We are all psychologists. As human beings, we all have intuitive beliefs and ideas about why people do the things they do, and the ability to form such beliefs is an important part of surviving and getting on in the world. Indeed those few individuals who lack this ability are severely disadvantaged.
Studying psychology at a university level is both like and quite unlike these natural skills. Many of our beliefs about the social world are accurate, but some are unfortunately quite incorrect and misleading. How do we know when we are correct? How do we go about finding out? Our natural inclination is to seek evidence to confirm our beliefs, and therein lies prejudice. The answer from psychology is to form hypotheses and systematically test them against the evidence, and this is what makes psychology a science.

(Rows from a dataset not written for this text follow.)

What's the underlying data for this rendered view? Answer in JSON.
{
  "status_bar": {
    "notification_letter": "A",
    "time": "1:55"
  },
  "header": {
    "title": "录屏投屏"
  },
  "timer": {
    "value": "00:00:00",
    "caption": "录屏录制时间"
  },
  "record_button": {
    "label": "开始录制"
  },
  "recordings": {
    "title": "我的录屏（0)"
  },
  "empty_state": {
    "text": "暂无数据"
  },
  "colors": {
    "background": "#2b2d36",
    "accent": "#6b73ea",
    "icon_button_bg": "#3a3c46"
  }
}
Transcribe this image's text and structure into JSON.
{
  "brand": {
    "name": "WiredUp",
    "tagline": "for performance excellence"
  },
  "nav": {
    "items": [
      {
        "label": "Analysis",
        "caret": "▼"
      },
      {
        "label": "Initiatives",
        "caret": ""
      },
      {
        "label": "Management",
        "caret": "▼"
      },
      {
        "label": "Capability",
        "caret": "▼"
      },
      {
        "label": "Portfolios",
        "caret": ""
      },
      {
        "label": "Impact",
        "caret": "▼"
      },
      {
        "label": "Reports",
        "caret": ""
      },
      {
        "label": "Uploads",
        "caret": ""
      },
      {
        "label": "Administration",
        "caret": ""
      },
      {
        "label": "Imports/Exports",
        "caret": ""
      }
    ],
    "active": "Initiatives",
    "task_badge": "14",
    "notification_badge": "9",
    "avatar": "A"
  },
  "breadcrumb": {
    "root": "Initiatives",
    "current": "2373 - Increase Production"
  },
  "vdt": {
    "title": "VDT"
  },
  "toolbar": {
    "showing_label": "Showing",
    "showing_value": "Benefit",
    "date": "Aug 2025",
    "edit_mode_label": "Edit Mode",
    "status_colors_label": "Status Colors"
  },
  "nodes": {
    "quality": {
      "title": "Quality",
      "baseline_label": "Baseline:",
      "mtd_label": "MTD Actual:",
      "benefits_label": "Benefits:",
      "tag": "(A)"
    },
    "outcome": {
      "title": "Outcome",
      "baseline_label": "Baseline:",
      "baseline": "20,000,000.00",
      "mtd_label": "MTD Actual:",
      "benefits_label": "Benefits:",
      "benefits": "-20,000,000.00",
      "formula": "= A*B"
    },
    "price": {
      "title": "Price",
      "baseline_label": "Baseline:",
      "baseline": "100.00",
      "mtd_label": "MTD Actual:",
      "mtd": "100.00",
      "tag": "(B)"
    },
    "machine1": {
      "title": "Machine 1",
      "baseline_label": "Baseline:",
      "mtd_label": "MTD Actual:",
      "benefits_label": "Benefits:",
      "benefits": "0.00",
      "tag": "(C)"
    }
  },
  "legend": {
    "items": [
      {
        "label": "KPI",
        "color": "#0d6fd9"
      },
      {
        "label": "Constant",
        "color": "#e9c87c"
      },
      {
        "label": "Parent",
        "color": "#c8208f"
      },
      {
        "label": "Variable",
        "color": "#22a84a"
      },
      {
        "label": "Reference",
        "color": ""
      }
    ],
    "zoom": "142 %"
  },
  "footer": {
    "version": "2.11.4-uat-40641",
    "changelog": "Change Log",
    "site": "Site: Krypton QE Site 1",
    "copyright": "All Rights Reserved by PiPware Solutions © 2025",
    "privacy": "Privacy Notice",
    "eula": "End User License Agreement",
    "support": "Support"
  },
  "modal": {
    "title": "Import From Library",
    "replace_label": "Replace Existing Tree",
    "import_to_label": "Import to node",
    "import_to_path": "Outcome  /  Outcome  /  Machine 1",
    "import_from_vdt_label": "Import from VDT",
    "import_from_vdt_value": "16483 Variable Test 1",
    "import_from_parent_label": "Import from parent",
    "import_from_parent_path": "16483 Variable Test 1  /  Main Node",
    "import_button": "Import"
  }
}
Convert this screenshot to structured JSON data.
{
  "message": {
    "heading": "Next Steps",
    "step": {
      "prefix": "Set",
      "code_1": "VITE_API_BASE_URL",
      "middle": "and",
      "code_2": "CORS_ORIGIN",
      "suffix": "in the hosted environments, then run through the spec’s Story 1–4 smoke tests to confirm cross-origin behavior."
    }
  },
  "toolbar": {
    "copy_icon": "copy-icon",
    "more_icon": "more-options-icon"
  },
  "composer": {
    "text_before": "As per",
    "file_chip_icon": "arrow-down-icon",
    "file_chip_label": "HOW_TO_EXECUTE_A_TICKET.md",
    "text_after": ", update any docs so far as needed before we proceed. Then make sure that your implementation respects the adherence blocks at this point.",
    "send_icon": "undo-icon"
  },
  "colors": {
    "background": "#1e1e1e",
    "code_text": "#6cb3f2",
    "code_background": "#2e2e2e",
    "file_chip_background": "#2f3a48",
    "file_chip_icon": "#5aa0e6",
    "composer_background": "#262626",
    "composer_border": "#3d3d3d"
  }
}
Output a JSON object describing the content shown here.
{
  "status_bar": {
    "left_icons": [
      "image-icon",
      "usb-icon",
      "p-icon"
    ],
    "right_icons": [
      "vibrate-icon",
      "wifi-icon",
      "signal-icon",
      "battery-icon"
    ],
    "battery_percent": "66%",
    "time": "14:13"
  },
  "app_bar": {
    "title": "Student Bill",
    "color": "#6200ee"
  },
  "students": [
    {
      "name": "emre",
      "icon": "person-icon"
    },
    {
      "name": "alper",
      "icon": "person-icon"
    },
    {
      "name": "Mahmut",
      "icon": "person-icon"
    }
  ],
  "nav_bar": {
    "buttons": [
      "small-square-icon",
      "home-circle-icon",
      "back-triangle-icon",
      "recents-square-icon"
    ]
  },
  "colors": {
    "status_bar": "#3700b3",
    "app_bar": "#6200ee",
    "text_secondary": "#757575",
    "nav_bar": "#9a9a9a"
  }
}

This book aims to encourage and enable the reader to link a natural interest in human (and animal) behaviour with the sorts of models and theories that are used by academic psychologists. Part 1 covers the main areas of psychological endeavour, seeking to provide engaging examples of psychological questions, rather than to provide an exhaustive account. Part 2 addresses the business of living and studying at university, inviting the reader to reflect on what psychology has to say about being a student.